Congratulations to the class of 2023

Interim President Beverly Daniel Tatum addressed the class of 2023 about beginning with the end in mind, using the privilege of a college education and reasons for hope.

Greetings everyone! Thank you Karena for your presence here today, for your kind words to me and for your inspiring words to all of our graduates!

In the classic book “The 7 Habits of Highly Effective People,” author Stephen Covey tells us the first habit is “to begin with the end in mind.”

When I began the year with all of you, I was already thinking about this moment — your Commencement — and who would we want gathered on the stage to help celebrate this auspicious occasion.

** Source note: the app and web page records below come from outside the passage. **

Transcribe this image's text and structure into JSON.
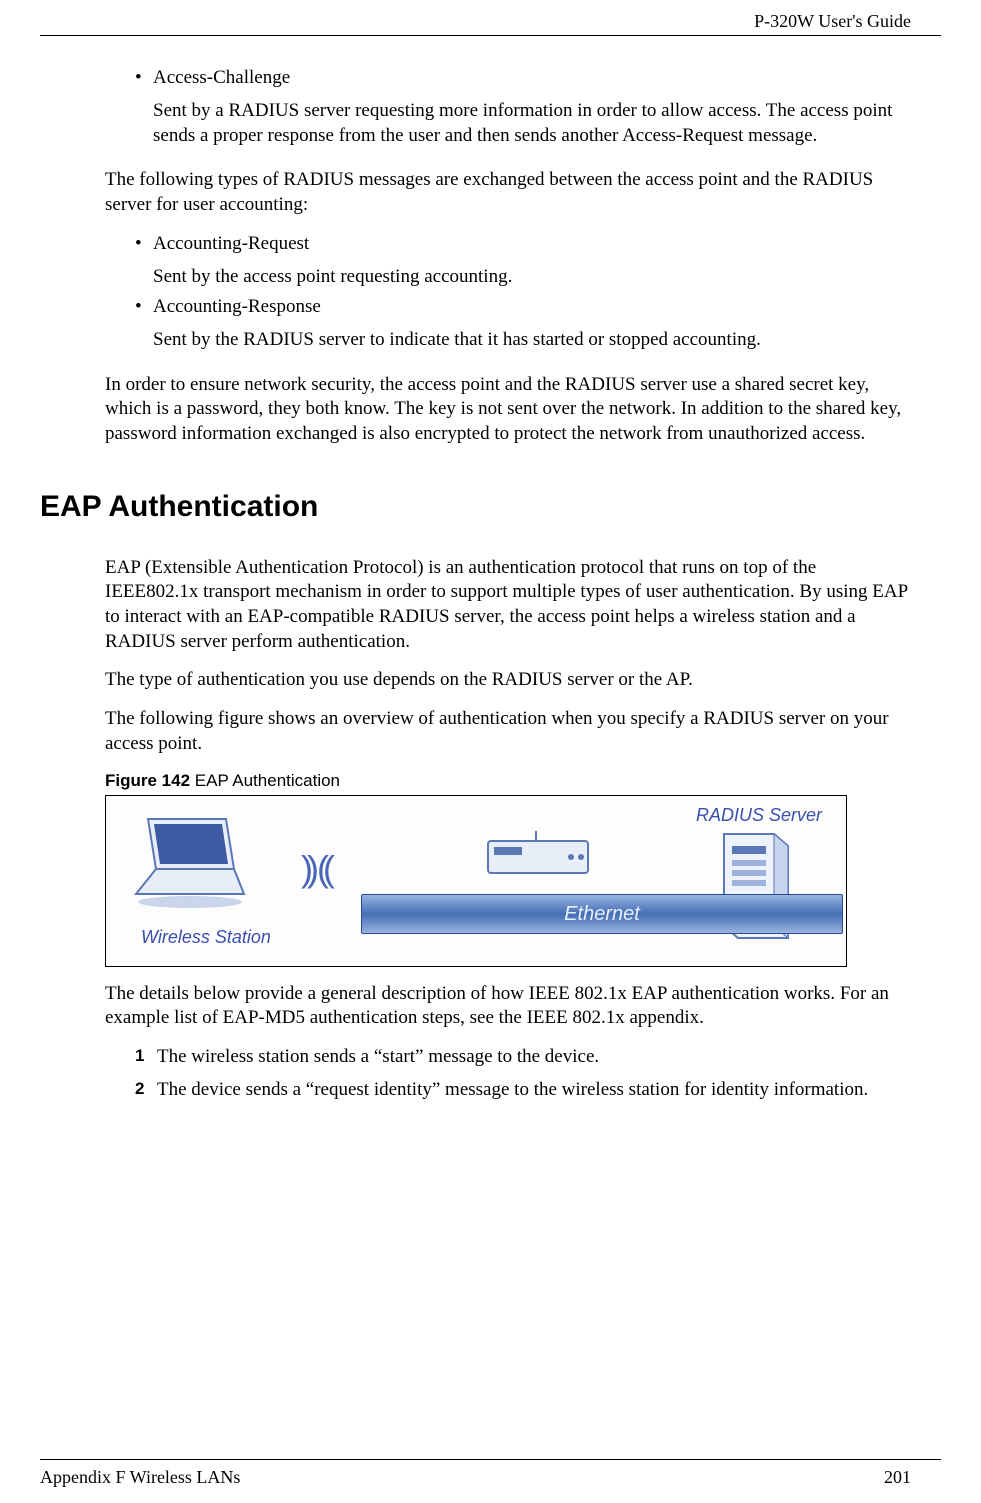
{
  "header": {
    "guide": "P-320W User's Guide"
  },
  "bullets1": [
    {
      "title": "Access-Challenge",
      "desc": "Sent by a RADIUS server requesting more information in order to allow access. The access point sends a proper response from the user and then sends another Access-Request message."
    }
  ],
  "para1": "The following types of RADIUS messages are exchanged between the access point and the RADIUS server for user accounting:",
  "bullets2": [
    {
      "title": "Accounting-Request",
      "desc": "Sent by the access point requesting accounting."
    },
    {
      "title": "Accounting-Response",
      "desc": "Sent by the RADIUS server to indicate that it has started or stopped accounting."
    }
  ],
  "para2": "In order to ensure network security, the access point and the RADIUS server use a shared secret key, which is a password, they both know. The key is not sent over the network. In addition to the shared key, password information exchanged is also encrypted to protect the network from unauthorized access.",
  "section_heading": "EAP Authentication",
  "para3": "EAP (Extensible Authentication Protocol) is an authentication protocol that runs on top of the IEEE802.1x transport mechanism in order to support multiple types of user authentication. By using EAP to interact with an EAP-compatible RADIUS server, the access point helps a wireless station and a RADIUS server perform authentication.",
  "para4": "The type of authentication you use depends on the RADIUS server or the AP.",
  "para5": "The following figure shows an overview of authentication when you specify a RADIUS server on your access point.",
  "figure": {
    "label_bold": "Figure 142",
    "label_rest": "   EAP Authentication",
    "wireless_station": "Wireless Station",
    "ethernet": "Ethernet",
    "radius_server": "RADIUS Server"
  },
  "para6": "The details below provide a general description of how IEEE 802.1x EAP authentication works. For an example list of EAP-MD5 authentication steps, see the IEEE 802.1x appendix.",
  "steps": [
    {
      "n": "1",
      "text": "The wireless station sends a “start” message to the device."
    },
    {
      "n": "2",
      "text": "The device sends a “request identity” message to the wireless station for identity information."
    }
  ],
  "footer": {
    "left": "Appendix F Wireless LANs",
    "right": "201"
  }
}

I could not be happier to be in this space with all of you, your family and friends, our faculty, many of our staff, trustees, President-Elect Danielle Holley, and this fabulous group of honorees — who you will hear from this morning! Thank you all for being here!

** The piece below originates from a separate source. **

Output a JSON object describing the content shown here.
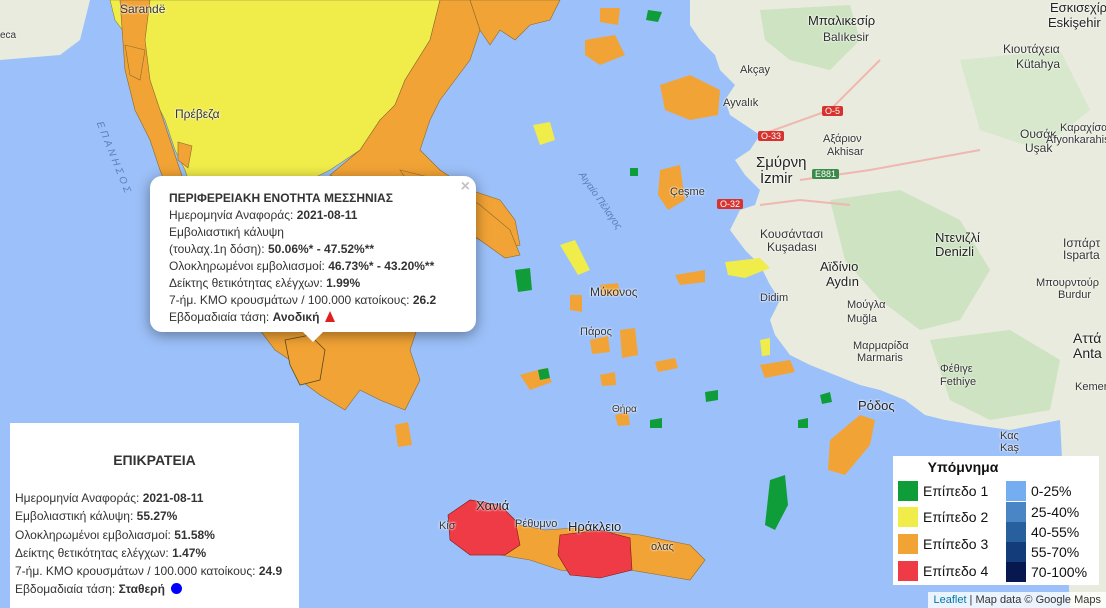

This is a long-awaited day for you — our graduates — for your families and friends, and for the faculty, staff, and administration. We are all filled with pride as we honor you, the class of 2023, along with our master’s students and certificate recipients, for your hard work and your accomplishments.

Today, in celebrating all of you, we also pay tribute to the members of the faculty who established and have maintained high academic standards, the staff whose work has supported the building of this institution, and the pioneering alums who, in each generation, have blazed new trails for these next graduates to follow. Once again, we affirm our commitment to the enduring mission of Mount Holyoke College.

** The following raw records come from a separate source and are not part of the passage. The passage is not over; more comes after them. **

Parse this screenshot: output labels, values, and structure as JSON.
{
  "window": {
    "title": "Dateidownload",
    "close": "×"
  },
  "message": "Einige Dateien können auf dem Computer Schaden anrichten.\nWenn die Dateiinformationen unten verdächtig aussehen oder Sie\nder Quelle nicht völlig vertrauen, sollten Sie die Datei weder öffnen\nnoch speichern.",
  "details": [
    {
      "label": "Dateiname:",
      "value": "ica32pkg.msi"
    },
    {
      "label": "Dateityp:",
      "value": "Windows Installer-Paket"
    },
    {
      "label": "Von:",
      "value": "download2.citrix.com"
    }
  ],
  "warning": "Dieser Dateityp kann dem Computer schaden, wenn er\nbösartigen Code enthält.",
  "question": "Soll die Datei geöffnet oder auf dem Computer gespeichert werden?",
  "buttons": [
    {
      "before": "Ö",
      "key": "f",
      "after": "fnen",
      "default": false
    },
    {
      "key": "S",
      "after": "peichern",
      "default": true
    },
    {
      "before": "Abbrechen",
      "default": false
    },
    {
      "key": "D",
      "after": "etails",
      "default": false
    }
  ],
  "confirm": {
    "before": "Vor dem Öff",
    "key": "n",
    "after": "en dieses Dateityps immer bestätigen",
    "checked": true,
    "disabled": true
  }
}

Surely none of the graduates seated before me would be here today without the hard work and dedication of the people who make up the Mount Holyoke College faculty — whose commitment to the education of their students and the success of the College provides the foundation upon which our graduates accomplished all that they did at Mount Holyoke, and the foundation upon which they will accomplish great things in the future. Would all faculty who are able please stand so we may thank you?

In addition, the commitment and consistency of our staff contribute to the excellence associated with Mount Holyoke College and the exceptional opportunities each of our graduates has been provided. Many staff members are here in attendance, assisting with our logistics. Would the staff and administrators present please stand so we may thank you?

We appreciate all that our faculty, staff and administrators do every day to support our students. And, of course, our graduates would not be here today without the support of their family and friends, their parents, grandparents, brothers, sisters and other loved ones. Graduates, I ask you to stand and give a rousing standing ovation to all the family members and friends who have given so much of themselves to help you achieve this goal of graduating from Mount Holyoke College!

Our board chair, Karena Strella, has just challenged you to use the privilege of your college education to boldly exercise your leadership in the world. Some of you may be asking, “Was she talking to me?” I want to tell you, yes, she was.

Let’s be clear; you all have that capacity for leadership. Now is the time to claim it. Mount Holyoke has prepared you for this moment. You don’t have to be the CEO or the president of the organization to influence others. We all have a sphere of influence — family, friends, neighbors, coworkers and more. You never know who is watching you, paying attention to the example you provide, listening to the questions you ask, the analysis you bring. Identify your sphere of influence and use it UNCEASINGLY to advocate for the change you want to see. The evidence is all around us at Mount Holyoke — CHANGE IS POSSIBLE!

I have one thing to add to this call to take on the mantle of leadership and that is to encourage you to remain hopeful. Remain hopeful, despite the fact that we’re living in a discouraging time. As Rev. Dr. Martin Luther King once said, “We have difficult days ahead in the struggle for justice and peace, but I will not yield to a politic of despair. I’m going to maintain hope…”

Be hopeful and remember that hope without action is naïve optimism. Translate your hope into purposeful activity. Write the letter to the editor, make the unpopular comment in the meeting, risk some discomfort to use your sphere of influence when addressing those issues that are important to you.

You will hear from three powerful women today, two of them MHC alums — one from the class of ’63, one from the class of ’83. The world has changed since they graduated — 60 and 40 years ago — and each, in her own way, has been an agent of that change.

How will the world be different decades from now because of your actions? One thing I have learned is that to be an effective change agent, you have to be in it for the long haul — it requires a sustained commitment. To quote the social justice icon Professor Angela Davis, “The key is persistence.” But without hopefulness, there is no persistence. Maintaining hopefulness is essential. It is a discipline. Practice it every day.

Your collective leadership, harnessed with the energy that comes from hope, will be unstoppable!

And now Dean of the College and Vice President for Student Success, Amber Douglas, will share her own words of wisdom. The ultimate metric of student success at a college is indeed graduation. So it seems quite fitting that you should hear from Dean Douglas today, speaking on behalf of all those academic advisors and class deans whose guidance and support have been an essential part of today’s success. Please join me in welcoming Dean Amber Douglas to the podium. (applause)